However, if you cannot go to the auto repair shop, you can apply the temporary remedies below. Especially in the case of a sudden car stall, you can follow the below-given steps to make a temporary fix for the crankshaft position sensor:
1) Restart the engine
If you are driving, the car shakes and jerks, or the check engine lights up; you should pull over to the curb. Stopping the vehicle, turning off the engine, waiting for the engine to cool down, and restarting the machine can help reduce shock in your car.
2) Filling up fuel
If the car suddenly stops because the ECU does not supply enough fuel to the cylinder, you can fix it by filling it up with fuel.
3) Disconnect the CKP sensor
If your car has failed to start from scratch, you should try disconnecting the crank sensor.
First, you need to find the location of the CKP sensor according to the instructions (near the camshaft).
Then you remove the CKP sensor connector and restart the car. If you’re lucky, the car will start up using the car’s default mapping.
In case the car still does not start, you should find a way to replace the car’s CKP sensor.
Crankshaft Position Sensor Replacement
When the crankshaft sensor fails, your engine may run poorly or may not run at all. There are a few steps to be taken to replace the crankshaft position sensor which is the same for all engines.
- To replace the crankshaft sensor by yourself, you’ll need a few materials and tools such as a floor jack, jack stand, ratchet and socket set, cleaner, and a new crankshaft sensor.
- Initially, you need to secure and prepare your vehicle by using jacks and jack stands.
- Once you are done with the setup, it is time to disconnect and unplug the sensor’s electrical connector from the engine wiring harness.
- Now, you need to locate the sensor, which is mounted near the crankshaft pulley. Using the proper sized socket and ratchet handle, you can easily remove the sensor bolt.
- After that, gently lubricate the O-ring on the new sensor to make it easier to install.
- The next step is to firmly twist the new crankshaft position sensor and reinstall the bolts.
- At this time, plug the new crankshaft position sensor into the engine wiring harness. Use a clip to prevent the sensor from unplugging itself during operation.
- Lower the vehicle carefully and remove the jack stand.
What is a Crankshaft Position Sensor?
A crankshaft position sensor is an electronic device used in an internal combustion engine to monitor the position or rotational speed of the crankshaft.
What causes the crankshaft sensor to go bad?
There are a few things that can cause the crankshaft position sensor to fail, including damage, debris, and faulty circuitry.
The excessive build-up of heat in the engine can lead to crankshaft sensor damage by melting the plastic covering—circuitry Problems.
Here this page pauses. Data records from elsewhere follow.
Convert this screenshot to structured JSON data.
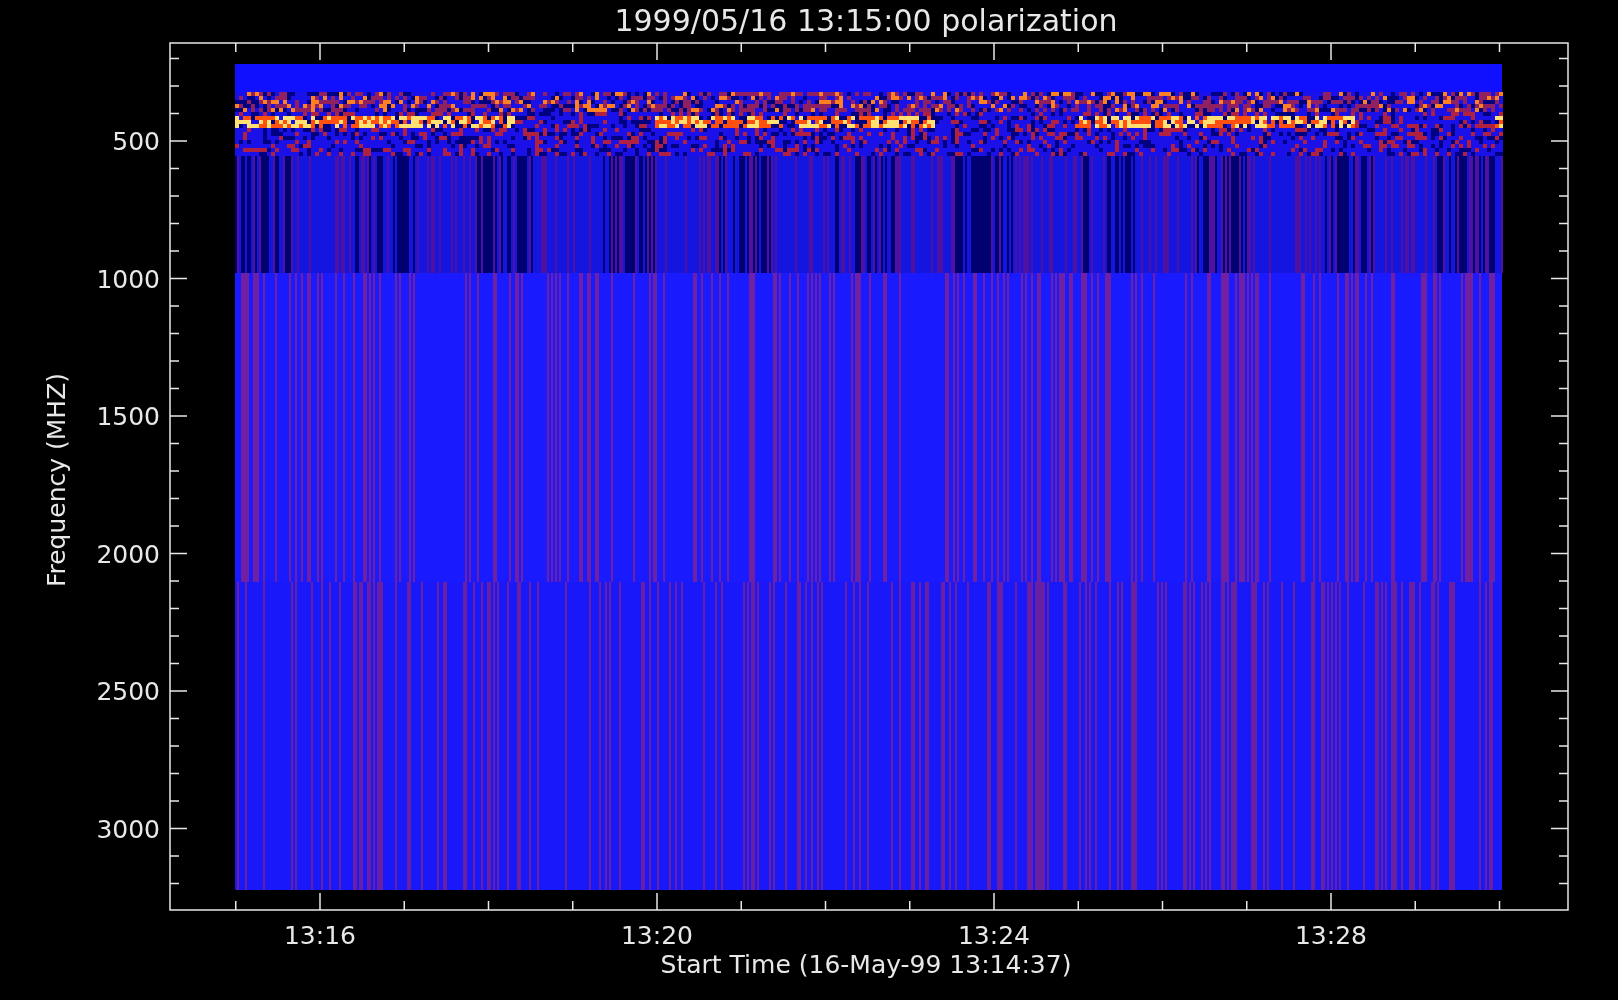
{
  "title": "1999/05/16 13:15:00 polarization",
  "y_axis": {
    "label": "Frequency (MHZ)",
    "ticks": [
      "500",
      "1000",
      "1500",
      "2000",
      "2500",
      "3000"
    ]
  },
  "x_axis": {
    "label": "Start Time (16-May-99 13:14:37)",
    "ticks": [
      "13:16",
      "13:20",
      "13:24",
      "13:28"
    ]
  }
}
A faulty voltage or loose, worn-out, or damaged wiring can disrupt the signals sent to and from the crankshaft sensor, causing it to have issues.
What are the signs of a bad crankshaft shaft position sensor?
As the crankshaft position sensor goes bad, it gives one of the below-given signs:
- Engine Stalling
- Poor Engine Performance
- Engine Misfiring
- Trouble Starting Car
- Excessive Engine Vibrations
- Check Engine Light turns On
Where is the Crankshaft position sensor located?
The crankshaft sensor is usually located near the bottom of the block, toward the front of the engine. In most cases, you’ll find it behind the harmonic balancer. In some vehicles, you might find the crankshaft sensor behind the timing cover, near the bottom of the block, though this is rare.
What happens when a crank sensor goes out?
If your crankshaft sensor is not working properly, the motor control unit in your vehicle won’t be able to execute the changes to the fuel injection or to the spark timing whenever the engine speed climbs.
Can a car start without a crankshaft sensor?
The crankshaft position sensor is the most important of all engine management sensors, and the engine will absolutely not run without it.
What sensor would stop a car from starting?
A crankshaft position sensor (crank sensor) is an important device measuring the engine RPM and tracing the crankshaft position. The car won’t start if the crankshaft position sensor doesn’t work properly. The crank sensor can fail, or its wiring can get damaged. This may cause the car to stall or not start.